INTRODUCTION. A man in mourning of his departed wife chooses to revisit the past, the site of another tragedy, by disappearing to his home town by the sea. I had high hopes for this films and its cast. While the latter gave excellent performances, I’m sorry to say that The Sea ultimately disappointed.
CHARACTERS. It isn’t everyday that we come across a persona who is altogether sad, pitiable and yet strangely difficult to support. I felt no real concern for the protagonist Max Morden- there is a scene during the film in which he acknowledges this, that he is not one of the ‘good’ people, and I suppose that made me wonder: exactly how intentional was this characteristic? I found the female characters to be more sympathetic and interesting although all of the personalities in The Sea are by and large credible. Morden the most credible simply because he is the most flawed; clumsy and graceless compared to those around him. Perhaps a clever reflection of his perceptions.
STORY. Many films that throw us into flashbacks and tragic retrospectives tend to be disjointed. It isn’t a bad trait and I must admit that director Stephen Brown utilized some very clever visual as well as conversational techniques when blinking to the past. He distinguishes these timelines with equally haunting bleak and sunny imageries. But the admiration stops there. The Sea isn’t anything new; as far as dramas go, it’s been done before and probably with more heart. I kept expecting something extraordinary to happen, to come along and prove me wrong. It never did.
CONCLUSION. Unless you are an avid fan of its actors I wouldn’t spend the money to see this in the cinema. There was so much potential that had gone to waste!
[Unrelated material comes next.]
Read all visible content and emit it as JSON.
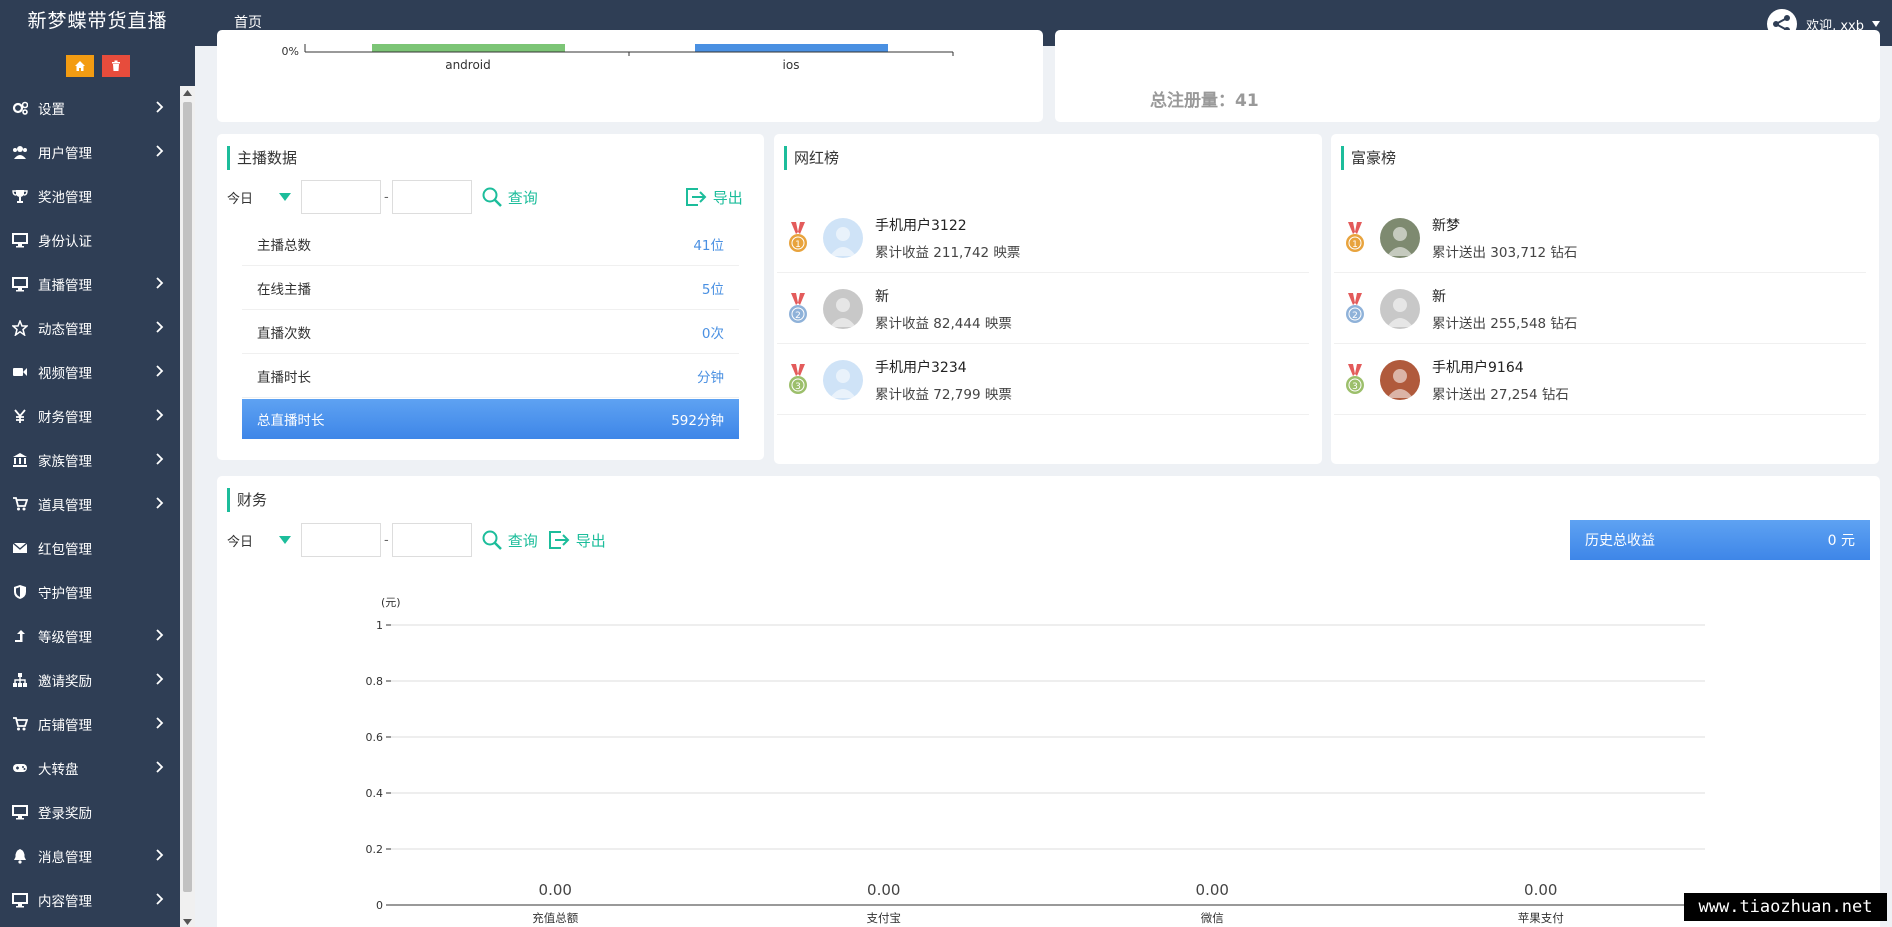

No audience enjoys that dreadful sensation of the theater lights jolting on while they look at each other wondering, “Is that it? Is that all?”
CHARACTERS: 6.5/10 STORY: 4/10 REWATCH FACTOR: 1/10 OVERALL:5/10